= Beginning of Section =

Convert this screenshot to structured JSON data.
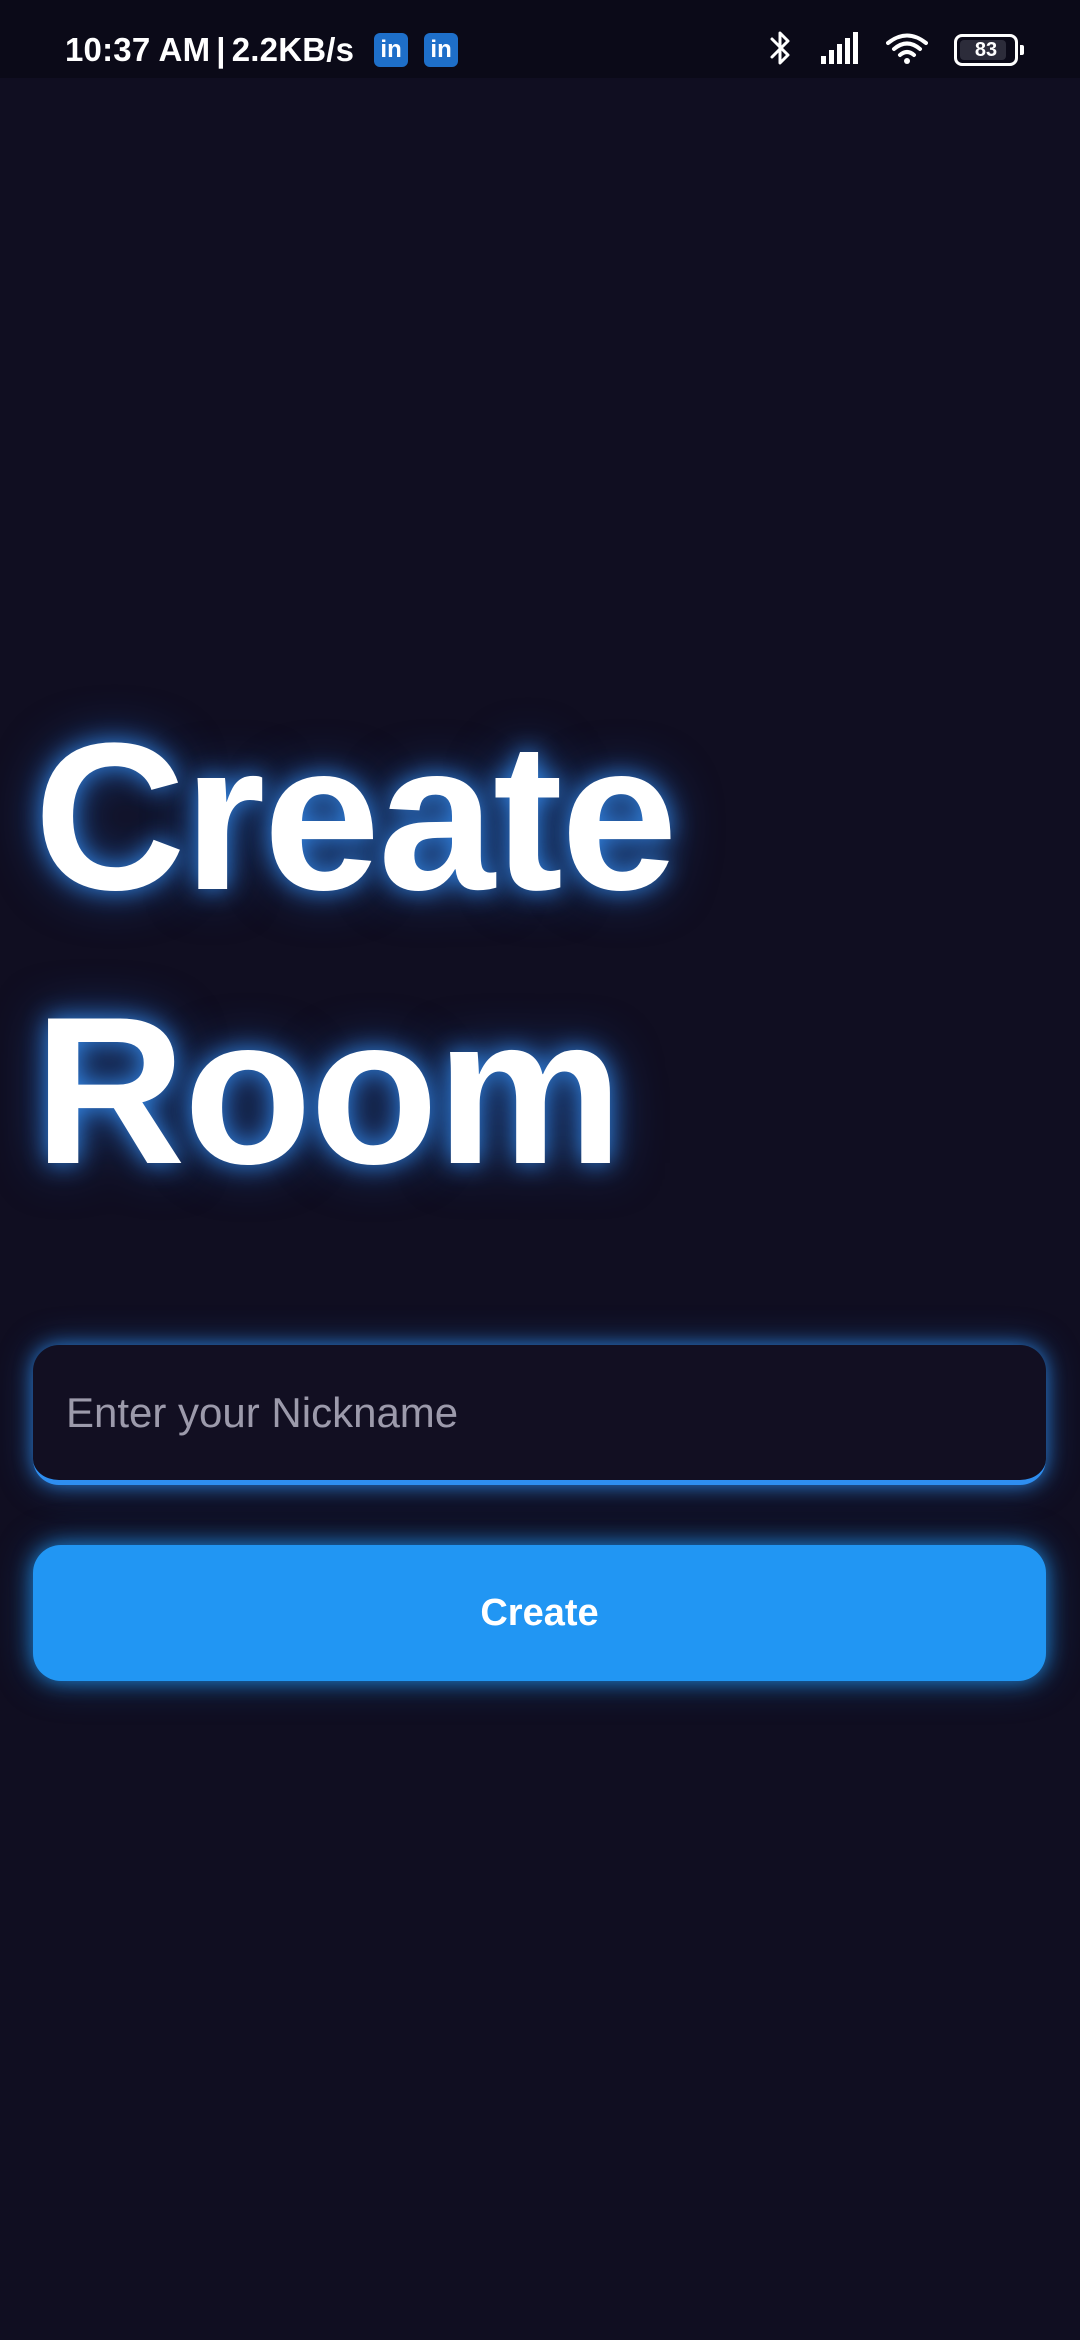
{
  "status_bar": {
    "time": "10:37 AM",
    "separator": "|",
    "network_speed": "2.2KB/s",
    "notification_icons": [
      "linkedin-icon",
      "linkedin-icon"
    ],
    "linkedin_label": "in",
    "battery_level": "83",
    "system_icons": [
      "bluetooth-icon",
      "signal-icon",
      "wifi-icon",
      "battery-icon"
    ]
  },
  "page": {
    "title_line1": "Create",
    "title_line2": "Room"
  },
  "form": {
    "nickname_placeholder": "Enter your Nickname",
    "nickname_value": "",
    "create_label": "Create"
  },
  "colors": {
    "background": "#100e21",
    "accent": "#2196f3",
    "glow": "#2e8ef0",
    "placeholder": "#9c9aab"
  }
}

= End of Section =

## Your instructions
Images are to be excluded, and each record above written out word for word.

## Exercise answer
Convert this screenshot to structured JSON data.
{
  "status_bar": {
    "time": "10:37 AM",
    "separator": "|",
    "network_speed": "2.2KB/s",
    "notification_icons": [
      "linkedin-icon",
      "linkedin-icon"
    ],
    "linkedin_label": "in",
    "battery_level": "83",
    "system_icons": [
      "bluetooth-icon",
      "signal-icon",
      "wifi-icon",
      "battery-icon"
    ]
  },
  "page": {
    "title_line1": "Create",
    "title_line2": "Room"
  },
  "form": {
    "nickname_placeholder": "Enter your Nickname",
    "nickname_value": "",
    "create_label": "Create"
  },
  "colors": {
    "background": "#100e21",
    "accent": "#2196f3",
    "glow": "#2e8ef0",
    "placeholder": "#9c9aab"
  }
}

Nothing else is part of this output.